Although there is nothing new about secret shopper scams or mystery shopper scams as they are sometimes called, they are scams that remain popular and  are still constantly finding new victims.   What is unusual about today’s version of the scam, which has been hitting the University of Nebraska at Omaha students and faculty is that it appears to come from a trusted staff member of the University.  The truth is that the scam email comes from the email account of a University staff member, but that is because the staff member’s email account was hacked and taken over by the scammer, which is a relatively simple thing to do.

When you answer an advertisement or an email to become a secret shopper, you are sent a bank check to deposit and use for your shopping.  You spend some of the money on the goods that you purchase which you are allowed to keep and also are directed to keep some of the balance of the check as payment for your services.   You are instructed to return the remaining funds by a wire transfer and report to the company about your shopping experience.  The problem is that the check is counterfeit, but the money you send by wire from your own bank account is legitimate and that money is gone from your bank account forever.  In the case of the University of Nebraska at Omaha secret shopper scam, a number of people have fallen for the scam and each of them has lost about $1,000 as a result of the scam.

TIP

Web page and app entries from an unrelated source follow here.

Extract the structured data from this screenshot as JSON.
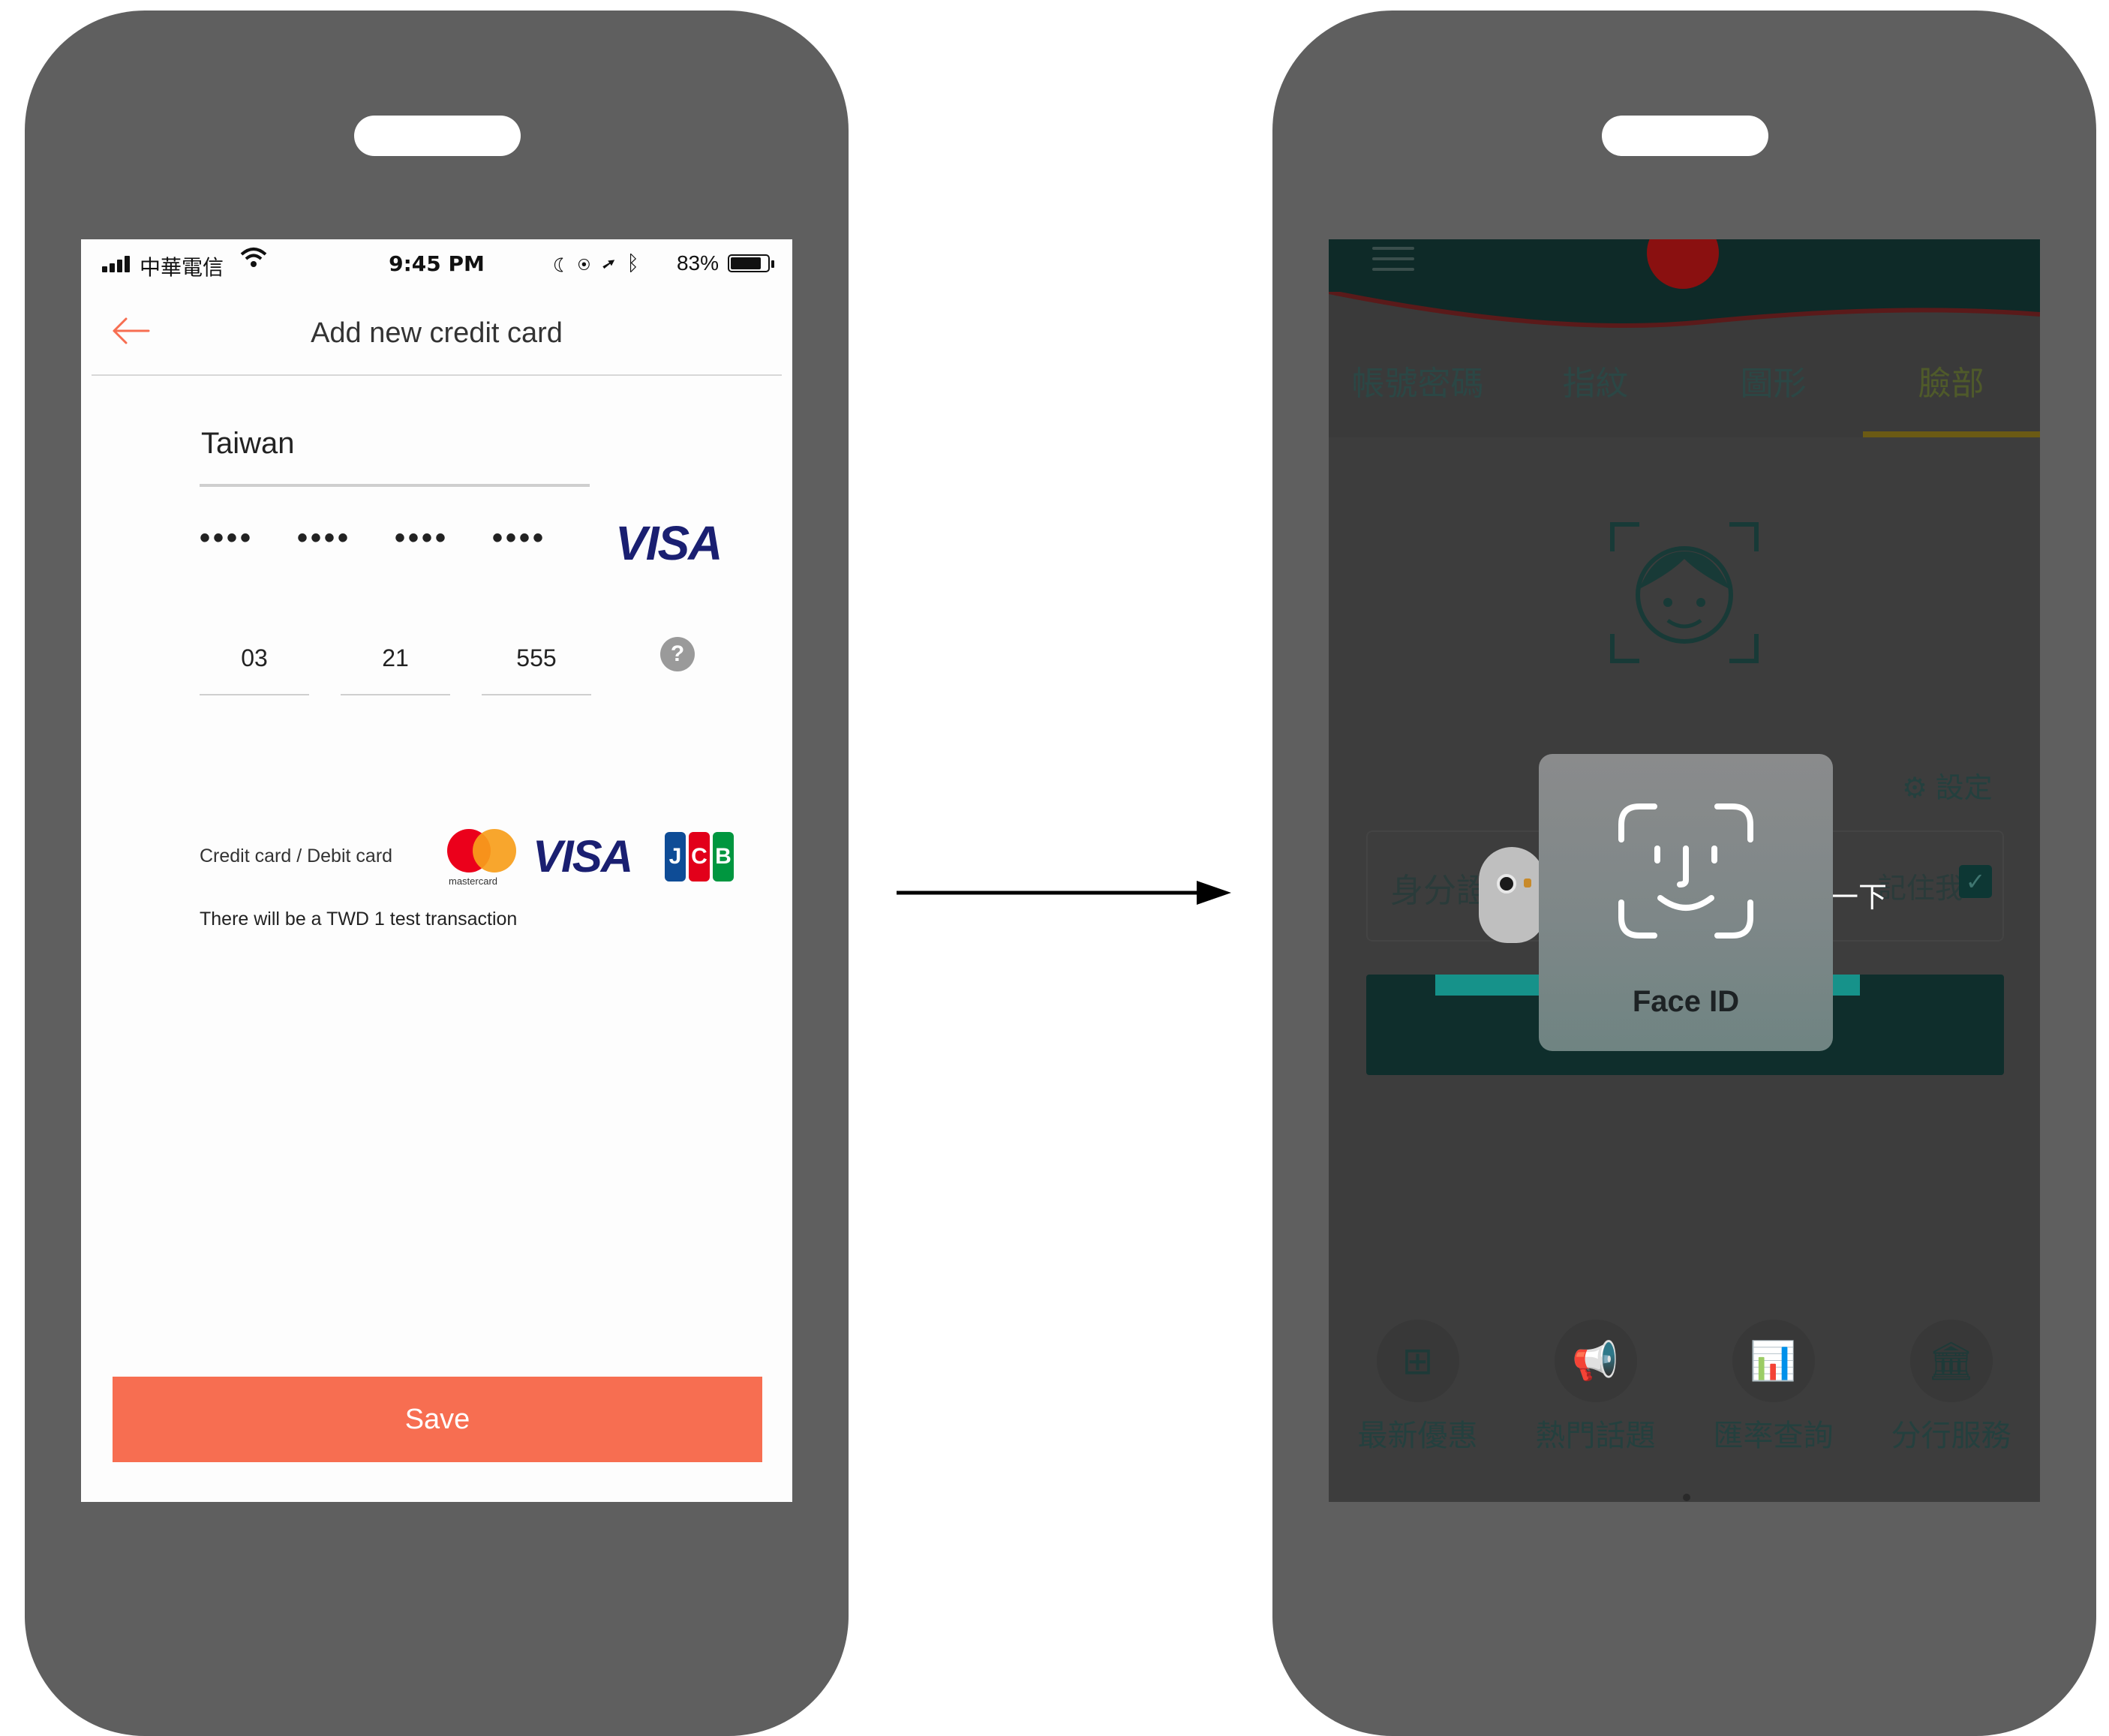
{
  "left_screen": {
    "status": {
      "carrier": "中華電信",
      "time": "9:45 PM",
      "battery": "83%",
      "battery_level": 0.83
    },
    "nav": {
      "title": "Add new credit card",
      "back_icon": "arrow-left-icon"
    },
    "form": {
      "country": "Taiwan",
      "card_number_groups": [
        "••••",
        "••••",
        "••••",
        "••••"
      ],
      "card_brand": "VISA",
      "expiry_month": "03",
      "expiry_year": "21",
      "cvv": "555",
      "help_glyph": "?"
    },
    "payment_info": {
      "card_types": "Credit card / Debit card",
      "mastercard_label": "mastercard",
      "visa_label": "VISA",
      "jcb_label": "JCB",
      "note": "There will be a TWD 1 test transaction"
    },
    "save_label": "Save",
    "accent_color": "#f76e51"
  },
  "right_screen": {
    "tabs": [
      "帳號密碼",
      "指紋",
      "圖形",
      "臉部"
    ],
    "active_tab": 3,
    "settings_label": "設定",
    "id_label": "身分證",
    "remember_label": "記住我",
    "behind_text": "一下",
    "faceid_label": "Face ID",
    "bottom_nav": [
      {
        "label": "最新優惠",
        "icon": "gift-icon"
      },
      {
        "label": "熱門話題",
        "icon": "megaphone-icon"
      },
      {
        "label": "匯率查詢",
        "icon": "bar-chart-icon"
      },
      {
        "label": "分行服務",
        "icon": "bank-icon"
      }
    ],
    "theme_color": "#0e2a28",
    "teal_color": "#16928a"
  }
}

Remember my motto, “trust me, you can’t trust anyone.”  Regardless of who it may appear has sent you and email or a text message, you can never be sure as to who is really sending you the communication so you should never provide personal information or send money in regard to an email or a text message until you have confirmed that it is legitimate.

As for secret shopper scams, one reason why this scam snares so many people is that there really are mystery shopping jobs although the actual number is quite few and they do not go looking for you.  If you want to find out if a mystery shopping company is legitimate, you can contact the MSPA-NA which is a trade organization of legitimate mystery shopping companies.  Their website is  http://www.mspa-na.org/ Other indications that you are involved with a scam is when you receive a check for more than what is owed you and you are asked to wire the difference back to the sender.  This is the basis of many scams.  Whenever you receive a check, wait for your bank to tell you that the check has fully cleared before you consider the funds as actually being in your account.  Don’t rely on provisional credit  which is given by your bank after a few days, but which can be rescinded once a check bounces and never accept a check for more than what is owed with the intention to send back the rest.  That is always a scam.  Also be wary whenever you are asked to wire funds because this is a common theme in many scams because it is difficult to trace and impossible to stop.